- Hattiesburg Clinic’s National DPP lifestyle change program launched in May 2018. In the first year, 39 patients were enrolled.
- Hattiesburg developed a Diabetes Prevention Task Force that evaluated clinical and behavioral outcomes of program participants as well as process outcomes related to the program’s referral and enrollment rates.
- With the help of CDC grant funding, the program's first 50 registrants attend free of charge, including the 39 patients enrolled in the first year.
Physician engagement: In-person visits were conducted with more than 50 physicians to raise awareness about the National Diabetes Prevention Program (National DPP) lifestyle change program and to describe the patient referral process. Nearly 76 percent of the program’s original cohort came from physician referrals. Once enrolled in the program, many physicians conducted regular check-ins with their patients to help support them.
Electronic Health Record (EHR) optimization: A prediabetes registry was developed within the EHR, which informs physicians of patient eligibility criteria for the National DPP lifestyle change program.
Funding: Hattiesburg Clinic received a grant from the Centers for Disease Control and Prevention (CDC) to support their first two years offering the National DPP lifestyle change program.
Hattiesburg Clinic by the numbers:
Over 60 satellite locations
counties in South Mississippi
Patients with diabetes
Primary care providers
Encourage commitment: An initial session called “session zero” led by the program coaches informed potential participants of the program’s time commitment and other key details so participants knew exactly what they were signing up for.
Share information: Physicians could track their patients’ progress in the National DPP lifestyle change program at any time via an Electronic Health Record (EHR). This gave physicians the ability to celebrate their patients’ success when they achieved their goals and offer additional support to those who were not achieving their goals.
Set the tone: Hattiesburg held their classes in a large classroom located in a multipurpose clinical building. Many of their National DPP lifestyle change program’s participants reported they appreciated the clinical setting of the sessions, with some saying it drove home the importance of taking care of their health.
The ties that bind
One Mississippi health care organization’s diabetes prevention initiative is the result of major players and major endorsements
When gauging interest and soliciting clinical support for Hattiesburg Clinic’s National DPP lifestyle change program, Linda Gwaltney, MS, RD, LD, CDE, Hattiesburg Clinic’s Diabetes Education Program Director, relied on a tried-and-true method—she personally scheduled informational in-person meetings with dozens of physicians.
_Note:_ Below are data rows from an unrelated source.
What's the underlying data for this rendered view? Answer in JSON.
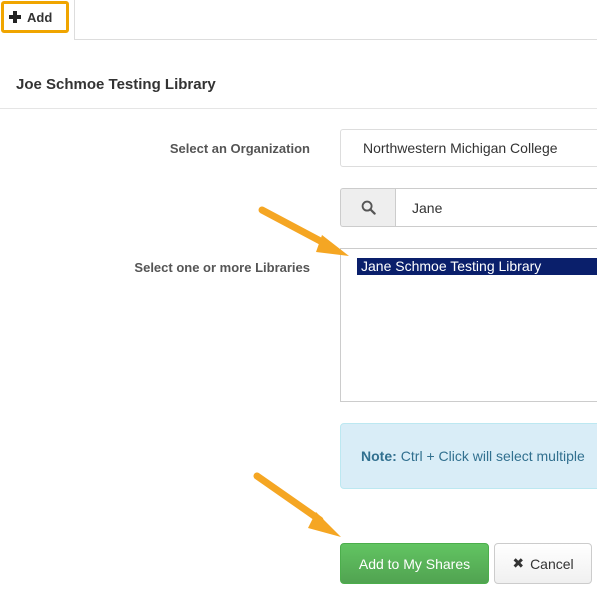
{
  "tabs": {
    "add_label": "Add"
  },
  "panel": {
    "title": "Joe Schmoe Testing Library"
  },
  "form": {
    "organization_label": "Select an Organization",
    "organization_value": "Northwestern Michigan College",
    "search_value": "Jane",
    "libraries_label": "Select one or more Libraries",
    "libraries_options": [
      {
        "label": "Jane Schmoe Testing Library",
        "selected": true
      }
    ]
  },
  "note": {
    "prefix": "Note:",
    "text": "Ctrl + Click will select multiple"
  },
  "actions": {
    "submit_label": "Add to My Shares",
    "cancel_label": "Cancel"
  },
  "colors": {
    "highlight_border": "#f0a500",
    "arrow": "#f5a623",
    "selected_option_bg": "#0a1f6b",
    "success_button": "#5cb85c",
    "note_bg": "#d9edf7"
  },
  "icons": {
    "add": "plus-icon",
    "search": "search-icon",
    "cancel": "close-icon"
  }
}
“I visited 50 physicians in the beginning,” says Gwaltney. Along with her team, she developed a diabetes prevention strategy that included offering a National DPP lifestyle change program for their patient population. During her visits with physicians, Gwaltney explained the benefits such a program could have on patients’ ability to make sustainable healthy behavior changes. In a state which rates as one of the highest in diabetes diagnoses, it didn’t take long for Hattiesburg Clinic physicians to engage and assist.
Not only did physicians begin referring their patients to the lifestyle change program (nearly 76 percent of the program’s enrollment resulted from physician referrals), they also conducted check-ins during regular appointments with patients enrolled in the program— a fact Gwaltney notes was responsible for Hattiesburg Clinic’s high rates of participant engagement and retention.
“The physician endorsement was huge, but their engagement throughout the program’s duration was equally important. Without it, the patients would not be coming back,” says Gwaltney, who considers the physician follow-up a motivating factor for patients’ continued commitment to the program.
During its first year, Hattiesburg Clinic reported a retention rate of nearly 90 percent. In addition to physician endorsement, Gwaltney partially attributes this favorable rate to the program being conducted in a clinical setting and the insights patients received from the coaches. She says, “The coaches helped the participants understand the program’s important and positive impact on their health.”
To ensure patients and team leads alike received the support necessary to guarantee a successful pilot, Gwaltney brought together an assemblage of physicians and Hattiesburg Clinic team leads to create what she calls the Diabetes Prevention Task Force. One key strategy of the Task Force was frequent and repeated outreach to physicians and care teams about the program. Months after their initial in-person physician meetings, the program’s physician champions continued to spread the word about diabetes prevention and the National DPP lifestyle change program at meetings, grand rounds and other informal venues. The Task Force also continued to meet and discuss successes, necessary pivots and outcomes of the Hattiesburg Clinic’s diabetes prevention strategy. Gwaltney says she received invaluable advice and lessons from the Task Force’s members.
“You need to make [physician engagement] repetitive and you need to use it to amplify whatever you do,” one committee member proclaimed to Gwaltney. “And that, for the past year and a half, has become my mantra,” she recalls. Hattiesburg Clinic is an example of a smart pilot program that brought together a variety of key elements that contributed to the launch of a successful initiative. By creatively engaging physicians, coaches, care teams and utilizing a Diabetes Prevention Task Force, this clinic did everything right to positively impact the health of its community.